- Opening Delimiter -

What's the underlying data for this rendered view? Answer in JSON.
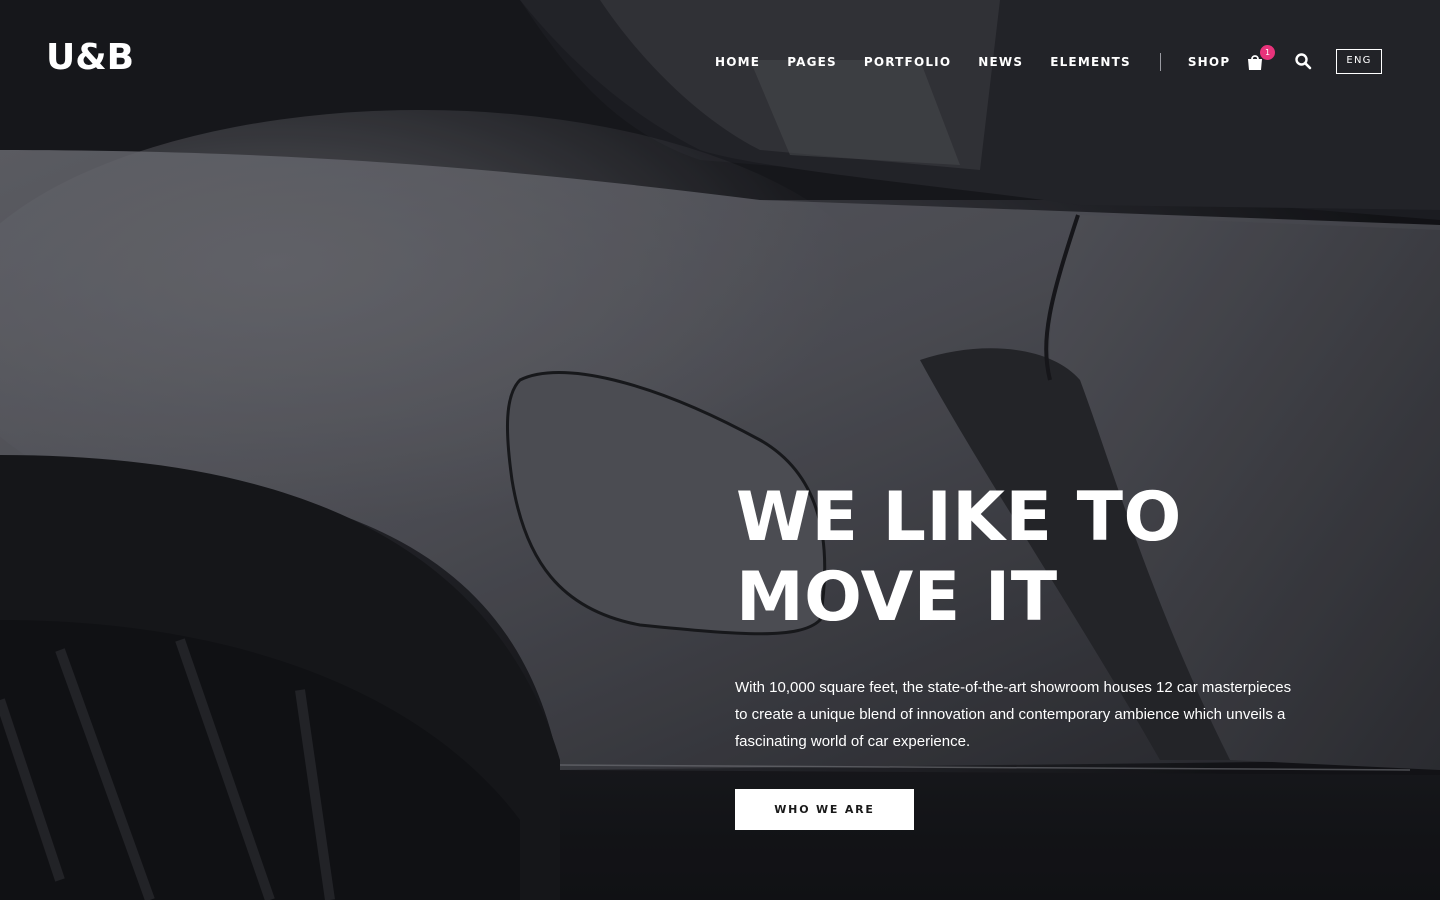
{
  "header": {
    "logo_text": "U&B",
    "nav": [
      {
        "label": "HOME"
      },
      {
        "label": "PAGES"
      },
      {
        "label": "PORTFOLIO"
      },
      {
        "label": "NEWS"
      },
      {
        "label": "ELEMENTS"
      },
      {
        "label": "SHOP"
      }
    ],
    "cart_count": "1",
    "language": "ENG",
    "icons": {
      "cart": "shopping-bag-icon",
      "search": "search-icon"
    }
  },
  "hero": {
    "headline_line1": "WE LIKE TO",
    "headline_line2": "MOVE IT",
    "body": "With 10,000 square feet, the state-of-the-art showroom houses 12 car masterpieces to create a unique blend of innovation and contemporary ambience which unveils a fascinating world of car experience.",
    "cta_label": "WHO WE ARE"
  },
  "colors": {
    "accent_badge": "#e8337b",
    "text": "#ffffff",
    "button_bg": "#ffffff"
  }
}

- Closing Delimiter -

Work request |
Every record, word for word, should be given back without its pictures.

Solution |
What's the underlying data for this rendered view? Answer in JSON.
{
  "header": {
    "logo_text": "U&B",
    "nav": [
      {
        "label": "HOME"
      },
      {
        "label": "PAGES"
      },
      {
        "label": "PORTFOLIO"
      },
      {
        "label": "NEWS"
      },
      {
        "label": "ELEMENTS"
      },
      {
        "label": "SHOP"
      }
    ],
    "cart_count": "1",
    "language": "ENG",
    "icons": {
      "cart": "shopping-bag-icon",
      "search": "search-icon"
    }
  },
  "hero": {
    "headline_line1": "WE LIKE TO",
    "headline_line2": "MOVE IT",
    "body": "With 10,000 square feet, the state-of-the-art showroom houses 12 car masterpieces to create a unique blend of innovation and contemporary ambience which unveils a fascinating world of car experience.",
    "cta_label": "WHO WE ARE"
  },
  "colors": {
    "accent_badge": "#e8337b",
    "text": "#ffffff",
    "button_bg": "#ffffff"
  }
}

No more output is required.